Genes influence age-related hearing loss

Nov 14, 2007

A new Brandeis University study of twins shows that genes play a significant role in the level of hearing loss that often appears in late middle age. The research, in the Journal of Gerontology: Medical Sciences, examined genetic and environmental factors affecting hearing loss in the frequency range of speech recognition.

“This research confirms the importance of genetic factors in age-associated hearing loss, and the need for vulnerable individuals and their families to take extra care to prevent further hearing damage,” said lead author Brandeis neuroscientist Arthur Wingfield.
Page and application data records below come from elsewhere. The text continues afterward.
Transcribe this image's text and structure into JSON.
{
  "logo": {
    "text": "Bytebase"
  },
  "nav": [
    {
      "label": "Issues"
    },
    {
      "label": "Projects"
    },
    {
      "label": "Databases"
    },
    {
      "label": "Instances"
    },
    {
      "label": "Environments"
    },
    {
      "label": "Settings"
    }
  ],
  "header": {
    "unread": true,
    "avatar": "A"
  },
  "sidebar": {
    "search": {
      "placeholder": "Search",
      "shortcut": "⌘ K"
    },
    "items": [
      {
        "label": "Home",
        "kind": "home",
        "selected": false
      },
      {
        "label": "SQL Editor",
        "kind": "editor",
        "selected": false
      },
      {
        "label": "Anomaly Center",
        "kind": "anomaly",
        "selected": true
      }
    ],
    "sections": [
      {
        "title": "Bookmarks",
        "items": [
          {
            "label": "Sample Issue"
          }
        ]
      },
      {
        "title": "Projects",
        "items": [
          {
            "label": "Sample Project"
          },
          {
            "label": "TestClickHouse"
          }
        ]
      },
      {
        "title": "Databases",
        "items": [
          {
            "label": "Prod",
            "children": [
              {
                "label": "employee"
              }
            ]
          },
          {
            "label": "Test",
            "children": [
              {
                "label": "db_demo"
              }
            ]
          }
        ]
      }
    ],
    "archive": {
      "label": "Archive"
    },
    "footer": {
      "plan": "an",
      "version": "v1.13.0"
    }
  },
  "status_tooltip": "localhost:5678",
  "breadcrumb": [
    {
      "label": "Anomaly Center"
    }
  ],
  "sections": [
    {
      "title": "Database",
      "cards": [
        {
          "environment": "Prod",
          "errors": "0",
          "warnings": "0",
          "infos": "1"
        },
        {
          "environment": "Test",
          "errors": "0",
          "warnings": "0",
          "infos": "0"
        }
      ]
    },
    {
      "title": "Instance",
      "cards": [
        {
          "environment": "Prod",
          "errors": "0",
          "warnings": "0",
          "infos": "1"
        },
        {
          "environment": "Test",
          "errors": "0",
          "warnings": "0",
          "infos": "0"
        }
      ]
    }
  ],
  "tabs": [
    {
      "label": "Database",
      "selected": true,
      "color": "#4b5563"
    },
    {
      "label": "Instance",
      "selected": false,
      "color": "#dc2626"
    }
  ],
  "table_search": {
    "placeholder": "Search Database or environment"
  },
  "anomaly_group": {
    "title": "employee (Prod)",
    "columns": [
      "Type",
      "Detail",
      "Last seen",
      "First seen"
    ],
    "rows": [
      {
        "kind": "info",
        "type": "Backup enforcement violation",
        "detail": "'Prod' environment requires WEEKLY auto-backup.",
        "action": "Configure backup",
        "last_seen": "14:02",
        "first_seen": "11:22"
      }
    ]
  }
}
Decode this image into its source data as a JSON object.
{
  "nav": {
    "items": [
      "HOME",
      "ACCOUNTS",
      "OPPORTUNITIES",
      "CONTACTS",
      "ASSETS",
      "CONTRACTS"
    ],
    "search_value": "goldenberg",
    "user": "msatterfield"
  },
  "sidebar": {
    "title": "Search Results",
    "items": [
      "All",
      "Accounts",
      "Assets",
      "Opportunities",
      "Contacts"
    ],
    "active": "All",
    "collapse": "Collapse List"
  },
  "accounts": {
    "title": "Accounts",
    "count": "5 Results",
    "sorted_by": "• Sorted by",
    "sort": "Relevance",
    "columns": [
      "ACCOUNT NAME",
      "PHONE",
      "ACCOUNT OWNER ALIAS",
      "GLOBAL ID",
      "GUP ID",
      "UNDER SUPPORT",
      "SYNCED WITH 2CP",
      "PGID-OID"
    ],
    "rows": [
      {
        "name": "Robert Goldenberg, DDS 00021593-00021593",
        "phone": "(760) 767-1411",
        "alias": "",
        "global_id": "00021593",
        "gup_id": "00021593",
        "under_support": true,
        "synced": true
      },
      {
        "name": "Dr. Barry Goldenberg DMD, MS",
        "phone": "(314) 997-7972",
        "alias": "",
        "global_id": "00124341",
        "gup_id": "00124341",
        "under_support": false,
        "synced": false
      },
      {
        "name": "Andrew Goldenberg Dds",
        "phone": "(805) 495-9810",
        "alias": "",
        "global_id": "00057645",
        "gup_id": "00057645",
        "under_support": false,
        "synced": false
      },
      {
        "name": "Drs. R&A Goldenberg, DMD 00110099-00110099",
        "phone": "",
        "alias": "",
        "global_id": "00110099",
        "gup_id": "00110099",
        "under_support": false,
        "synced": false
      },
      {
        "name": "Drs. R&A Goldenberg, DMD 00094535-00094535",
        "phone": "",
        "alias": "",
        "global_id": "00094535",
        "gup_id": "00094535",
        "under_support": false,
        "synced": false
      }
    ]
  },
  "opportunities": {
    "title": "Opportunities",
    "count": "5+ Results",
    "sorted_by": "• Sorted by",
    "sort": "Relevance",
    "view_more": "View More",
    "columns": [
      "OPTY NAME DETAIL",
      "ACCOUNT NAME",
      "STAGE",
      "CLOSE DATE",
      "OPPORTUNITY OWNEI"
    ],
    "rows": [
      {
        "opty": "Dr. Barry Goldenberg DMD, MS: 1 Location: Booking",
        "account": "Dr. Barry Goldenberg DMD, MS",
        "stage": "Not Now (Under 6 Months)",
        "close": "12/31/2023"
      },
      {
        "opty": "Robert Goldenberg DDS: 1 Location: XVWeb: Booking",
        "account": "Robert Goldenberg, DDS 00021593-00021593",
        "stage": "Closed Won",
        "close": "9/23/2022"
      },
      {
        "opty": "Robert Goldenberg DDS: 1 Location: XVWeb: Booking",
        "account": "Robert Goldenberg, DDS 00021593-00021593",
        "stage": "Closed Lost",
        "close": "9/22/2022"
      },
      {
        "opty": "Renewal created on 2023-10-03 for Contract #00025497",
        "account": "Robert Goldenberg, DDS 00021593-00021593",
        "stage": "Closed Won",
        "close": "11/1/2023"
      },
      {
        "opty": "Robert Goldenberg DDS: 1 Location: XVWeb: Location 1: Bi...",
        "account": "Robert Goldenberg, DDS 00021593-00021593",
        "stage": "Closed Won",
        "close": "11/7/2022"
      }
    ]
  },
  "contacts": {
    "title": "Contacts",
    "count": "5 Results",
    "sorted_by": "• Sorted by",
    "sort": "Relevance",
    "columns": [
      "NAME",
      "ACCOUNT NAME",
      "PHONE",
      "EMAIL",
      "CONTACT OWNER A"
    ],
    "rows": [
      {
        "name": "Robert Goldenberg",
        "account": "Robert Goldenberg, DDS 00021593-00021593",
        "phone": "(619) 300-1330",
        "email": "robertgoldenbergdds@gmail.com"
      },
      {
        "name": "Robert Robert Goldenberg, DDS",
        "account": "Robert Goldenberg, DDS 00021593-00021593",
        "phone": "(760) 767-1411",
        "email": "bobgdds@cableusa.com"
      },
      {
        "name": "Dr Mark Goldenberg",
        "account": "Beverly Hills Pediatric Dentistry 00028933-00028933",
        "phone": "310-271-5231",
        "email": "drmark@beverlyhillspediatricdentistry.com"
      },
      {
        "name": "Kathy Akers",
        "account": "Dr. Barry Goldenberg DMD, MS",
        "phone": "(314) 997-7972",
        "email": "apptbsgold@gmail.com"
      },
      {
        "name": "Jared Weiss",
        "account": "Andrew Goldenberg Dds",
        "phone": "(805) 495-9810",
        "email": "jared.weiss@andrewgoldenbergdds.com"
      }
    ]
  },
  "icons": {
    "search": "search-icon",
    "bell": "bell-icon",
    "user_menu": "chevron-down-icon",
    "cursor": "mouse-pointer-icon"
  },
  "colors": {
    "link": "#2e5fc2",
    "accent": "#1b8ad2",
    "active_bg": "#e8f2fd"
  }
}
The research suggests that middle-aged and older people with a genetic vulnerability to hearing loss should be particularly careful about environmental risk factors such as harmful noise and medications whose side-effects could be detrimental to hearing.

The study examined 179 identical and 150 fraternal male twin pairs, ranging in age from 52 to 60 years, as part of the Viet Nam Era Twin Study of Aging (VETSA). About two-thirds of the hearing loss in the individual subjects’ better ears could be accounted for by genetic factors. In the subjects’ poorer ears, about one-half of the hearing loss was due to genes, the study concluded.

Wingfield, an expert on the relationship between memory performance and hearing loss in older adults, said that even mild hearing loss can indirectly lead to declines in cognitive performance because intellectual energy normally reserved for higher-level comprehension must be directed toward perceptual effort for accurately hearing speech.

Hearing loss is the third most common chronic disability among older adults after arthritis and hypertension.

Source: Brandeis University

Explore further: Genetic pre-disposition toward exercise and mental development may be linked

add to favorites email to friend print save as pdf

Related Stories

Growth-factor gel shows promise as hearing-loss treatment

Nov 24, 2010

A new treatment has been developed for sudden sensorineural hearing loss (SSHL), a condition that causes deafness in 40,000 Americans each year, usually in early middle-age. Researchers writing in the open access journal ...

Mating is the kiss of death for certain female worms

Dec 19, 2013

The presence of male sperm and seminal fluid causes female worms to shrivel and die after giving birth, Princeton University researchers reported this week in the journal Science. The demise of the female ...

Lake Erie: Warmest in summer, coldest in winter

Sep 17, 2013

When it's 20 below, Dr. Michael Twiss, professor at Clarkson University, has been known to clear the snow and lie down on the thick ice of a frozen lake and stare up at the Northern Lights. But for all his ...

Recommended for you

New therapy against rare gene defects

20 hours ago

On 15th April is the 1st International Pompe Disease Day, a campaign to raise awareness of this rare but severe gene defect. Pompe Disease is only one of more than 40 metabolic disorders that mainly affect children under ...

Splice variants reveal connections among autism genes

Apr 11, 2014

A team of researchers from the University of California, San Diego School of Medicine and the Center for Cancer Systems Biology (CCSB) at the Dana-Farber Cancer Institute has uncovered a new aspect of autism, ...

User comments : 0

More news stories

Low Vitamin D may not be a culprit in menopause symptoms

A new study from the Women's Health Initiative (WHI) shows no significant connection between vitamin D levels and menopause symptoms. The study was published online today in Menopause, the journal of The North American Menopa ...

Patent talk: Google sharpens contact lens vision

(Phys.org) —A report from Patent Bolt brings us one step closer to what Google may have in mind in developing smart contact lenses. According to the discussion Google is interested in the concept of contact ...

Tech giants look to skies to spread Internet

The shortest path to the Internet for some remote corners of the world may be through the skies. That is the message from US tech giants seeking to spread the online gospel to hard-to-reach regions.

Wireless industry makes anti-theft commitment

A trade group for wireless providers said Tuesday that the biggest mobile device manufacturers and carriers will soon put anti-theft tools on the gadgets to try to deter rampant smartphone theft.